The Bertolino family wine style leans toward ripeness and concentration and this Gavi is no exception. Made from hand-harvested Cortese, skin contact and fermentation are longer than most in the category. Moderate lees contact lends texture and weight while maintaining the grape’s natural fresh character and acidity. Loaded with bright, intense citrus, yellow plum and white pepper with a salty, long finish.
Cortese is widely considered one of Piedmont’s finest white grape varieties. It pairs particularly well with the region’s delicately-prepared fish. It is usually mid-weight, citrus and mineral-inflected with moderate acidity. Quality can vary greatly depending on producer and site.
An outstanding high-quality wine region in northwest Italy, widely considered the country’s most stable and evolved viticultural area. Its temperature and rainfall mirror Bordeaux. The vast majority of Piedmont’s terrain is mountainous or hilly, creating optimum elevated vineyard sites for the region’s best varieties. Of those, Nebbiolo enjoys the greatest notoriety and acclaim. The grape reaches its highest potential in the sub-regions of Barolo and Barbaresco where it is made into incredibly structured, complex, and ageworthy wines. Approximately half of Piedmont’s vineyards are planted with Barbera. The past thirty years have seen significant improvement in Barbera-based wines, with some commanding price levels that approach those of Barolo and Barbaresco. Prior to 1980, white wines were, for the most part, an afterthought, but they are now gaining acclaim and popularity in Italy and abroad. Of particular interest is the resurgence of Gavi, made from the Cortese grape, and the low-alcohol, frizzante Moscato d’Asti.
Tenuta Olim Bauda’s 100% Cortese vineyard is the best area in the world for this grape variety, with plantings on the southern slopes of hills, at an altitude of approximately 300 metres above sea level.
Grapes are hand-selected from vines planted at 300m of altitude in marly clay soils.
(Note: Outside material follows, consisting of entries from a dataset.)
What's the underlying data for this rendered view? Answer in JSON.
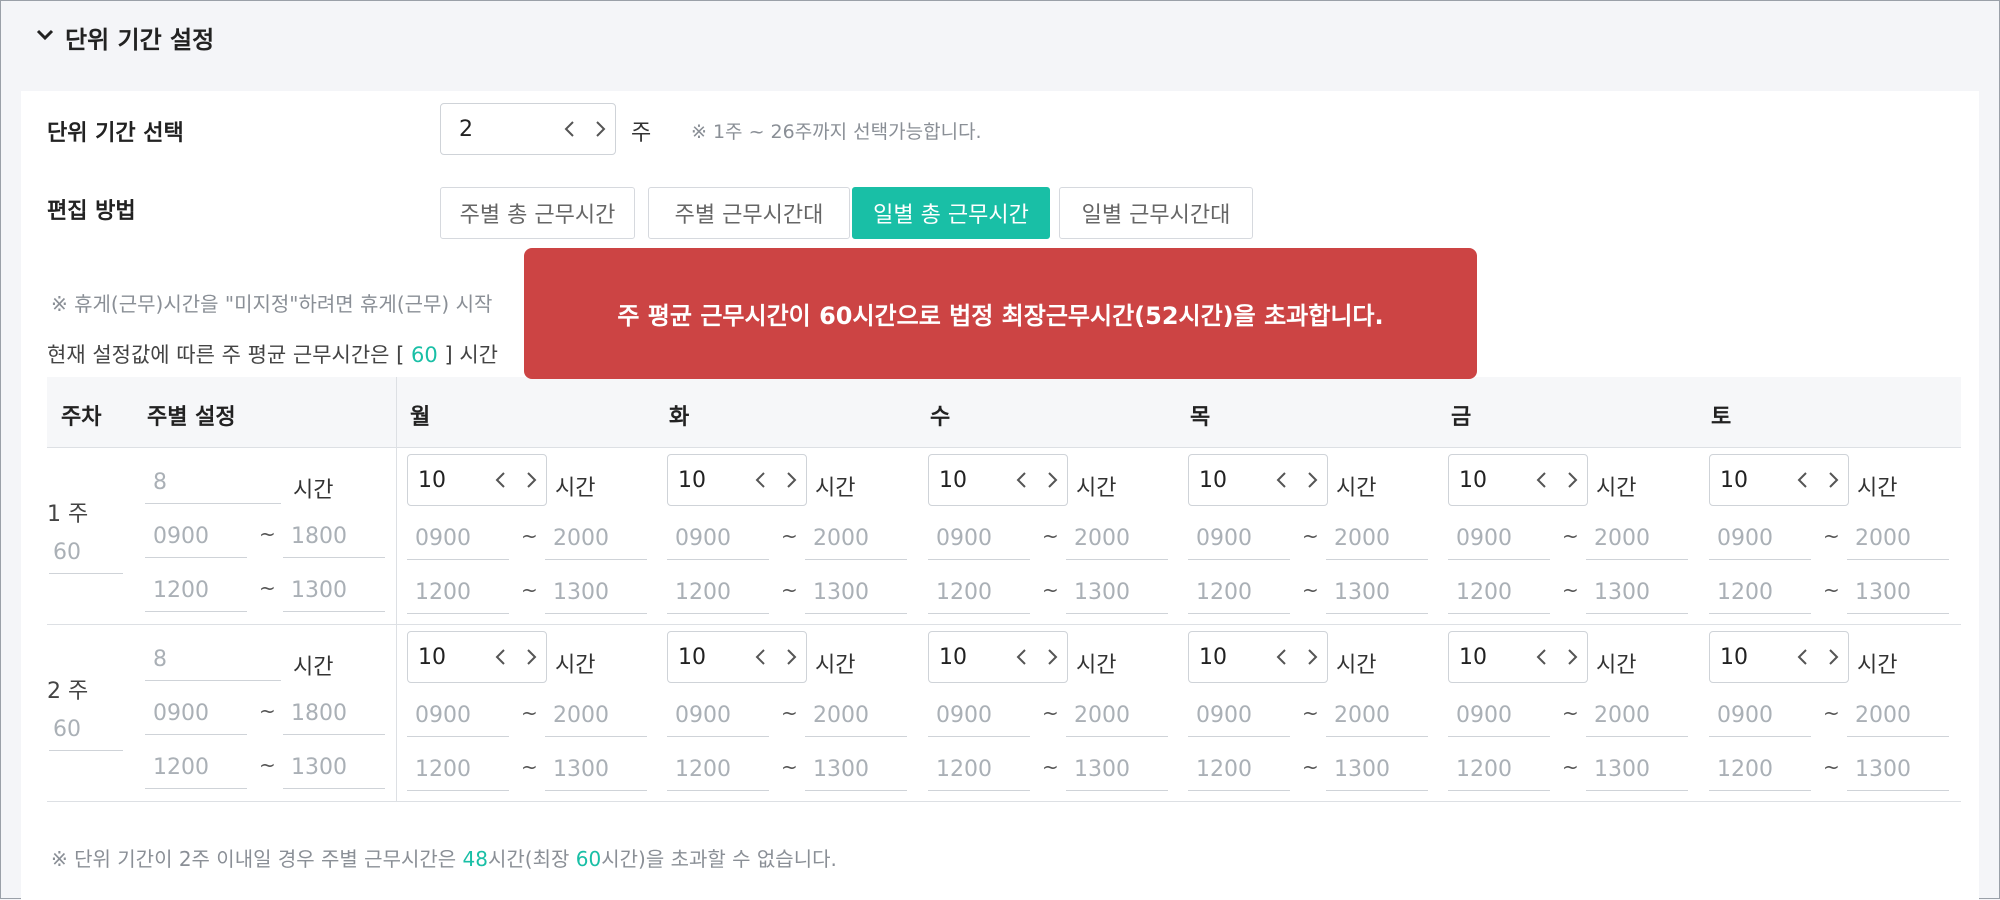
{
  "section": {
    "title": "단위 기간 설정"
  },
  "period": {
    "label": "단위 기간 선택",
    "value": "2",
    "unit": "주",
    "hint": "※ 1주 ~ 26주까지 선택가능합니다."
  },
  "edit": {
    "label": "편집 방법",
    "options": [
      "주별 총 근무시간",
      "주별 근무시간대",
      "일별 총 근무시간",
      "일별 근무시간대"
    ],
    "active_index": 2
  },
  "notes": {
    "break_prefix": "※  휴게(근무)시간을 \"미지정\"하려면 휴게(근무) 시작",
    "avg_prefix": "현재 설정값에 따른 주 평균 근무시간은 [ ",
    "avg_value": "60",
    "avg_suffix": " ] 시간",
    "footer_prefix": "※ 단위 기간이 2주 이내일 경우 주별 근무시간은 ",
    "footer_val1": "48",
    "footer_mid": "시간(최장 ",
    "footer_val2": "60",
    "footer_suffix": "시간)을 초과할 수 없습니다."
  },
  "toast": {
    "message": "주 평균 근무시간이 60시간으로 법정 최장근무시간(52시간)을 초과합니다."
  },
  "table": {
    "headers": {
      "week": "주차",
      "weekly": "주별 설정",
      "days": [
        "월",
        "화",
        "수",
        "목",
        "금",
        "토"
      ]
    },
    "hour_unit": "시간",
    "tilde": "~",
    "weeks": [
      {
        "label": "1 주",
        "total": "60",
        "weekly": {
          "hours": "8",
          "work_start": "0900",
          "work_end": "1800",
          "break_start": "1200",
          "break_end": "1300"
        },
        "day_hours": "10",
        "day_work_start": "0900",
        "day_work_end": "2000",
        "day_break_start": "1200",
        "day_break_end": "1300"
      },
      {
        "label": "2 주",
        "total": "60",
        "weekly": {
          "hours": "8",
          "work_start": "0900",
          "work_end": "1800",
          "break_start": "1200",
          "break_end": "1300"
        },
        "day_hours": "10",
        "day_work_start": "0900",
        "day_work_end": "2000",
        "day_break_start": "1200",
        "day_break_end": "1300"
      }
    ]
  },
  "colors": {
    "accent": "#19bfa6",
    "toast": "#cc4444"
  }
}
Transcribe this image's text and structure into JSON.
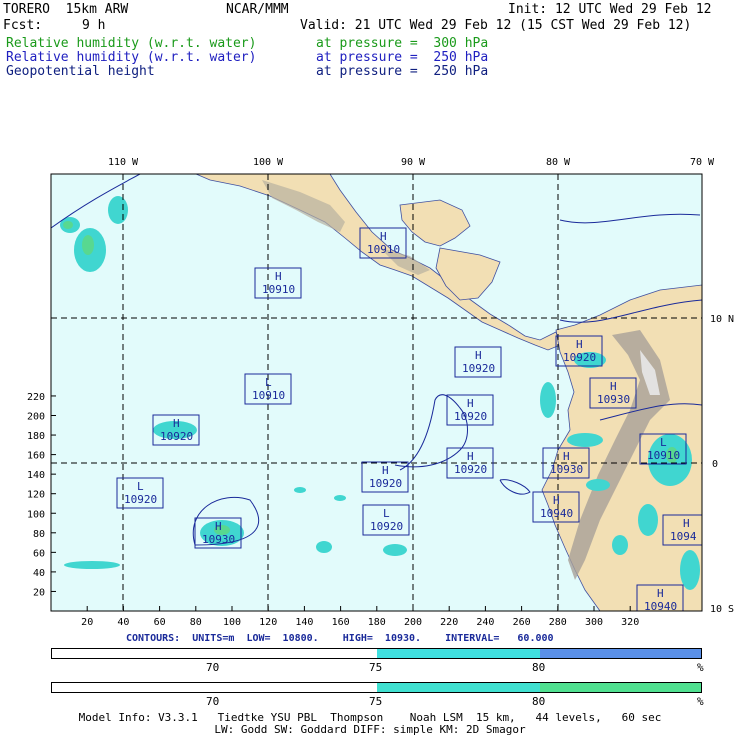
{
  "header": {
    "model": "TORERO  15km ARW",
    "center": "NCAR/MMM",
    "init": "Init: 12 UTC Wed 29 Feb 12",
    "fcst_label": "Fcst:",
    "fcst_value": "9 h",
    "valid": "Valid: 21 UTC Wed 29 Feb 12 (15 CST Wed 29 Feb 12)"
  },
  "fields": [
    {
      "name": "Relative humidity (w.r.t. water)",
      "level": "at pressure =  300 hPa",
      "color": "#1a9a1a"
    },
    {
      "name": "Relative humidity (w.r.t. water)",
      "level": "at pressure =  250 hPa",
      "color": "#2020c0"
    },
    {
      "name": "Geopotential height",
      "level": "at pressure =  250 hPa",
      "color": "#102080"
    }
  ],
  "map": {
    "lon_labels": [
      "110 W",
      "100 W",
      "90 W",
      "80 W",
      "70 W"
    ],
    "lat_labels": [
      "10 N",
      "0",
      "10 S"
    ],
    "x_ticks": [
      "20",
      "40",
      "60",
      "80",
      "100",
      "120",
      "140",
      "160",
      "180",
      "200",
      "220",
      "240",
      "260",
      "280",
      "300",
      "320"
    ],
    "y_ticks": [
      "20",
      "40",
      "60",
      "80",
      "100",
      "120",
      "140",
      "160",
      "180",
      "200",
      "220"
    ],
    "colors": {
      "ocean": "#e2fbfb",
      "land": "#f2dfb4",
      "rh": "#40d6d0",
      "rh_green": "#58d890",
      "boxes": "#1a2a9a"
    },
    "centers": [
      {
        "type": "H",
        "value": "10910"
      },
      {
        "type": "H",
        "value": "10910"
      },
      {
        "type": "L",
        "value": "10910"
      },
      {
        "type": "H",
        "value": "10920"
      },
      {
        "type": "H",
        "value": "10920"
      },
      {
        "type": "H",
        "value": "10920"
      },
      {
        "type": "H",
        "value": "10920"
      },
      {
        "type": "H",
        "value": "10930"
      },
      {
        "type": "H",
        "value": "10920"
      },
      {
        "type": "L",
        "value": "10920"
      },
      {
        "type": "H",
        "value": "10930"
      },
      {
        "type": "H",
        "value": "10920"
      },
      {
        "type": "L",
        "value": "10920"
      },
      {
        "type": "H",
        "value": "10930"
      },
      {
        "type": "L",
        "value": "10910"
      },
      {
        "type": "H",
        "value": "10940"
      },
      {
        "type": "H",
        "value": "1094"
      },
      {
        "type": "H",
        "value": "10940"
      }
    ]
  },
  "contours": {
    "label": "CONTOURS:",
    "units": "UNITS=m",
    "low": "LOW=  10800.",
    "high": "HIGH=  10930.",
    "interval": "INTERVAL=   60.000"
  },
  "colorbars": [
    {
      "labels": [
        "70",
        "75",
        "80"
      ],
      "unit": "%",
      "colors": [
        "#ffffff",
        "#40e0e0",
        "#5a90e8"
      ]
    },
    {
      "labels": [
        "70",
        "75",
        "80"
      ],
      "unit": "%",
      "colors": [
        "#ffffff",
        "#40e0d0",
        "#50e090"
      ]
    }
  ],
  "footer": {
    "line1": "Model Info: V3.3.1   Tiedtke YSU PBL  Thompson    Noah LSM  15 km,   44 levels,   60 sec",
    "line2": "LW: Godd SW: Goddard DIFF: simple KM: 2D Smagor"
  }
}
De- stemmed and pressed in the evening following harvest. The must is then racked into stainless steel vats where it undergoes skin maceration at a temperature of 12°C. After skin separation, alcoholic fermentation begins and lasts for approximately 15 days at a temperature of 15-16°C. The wine remains on gross lees in stainless steel vats for a short period of time before a gentle fining and bottling.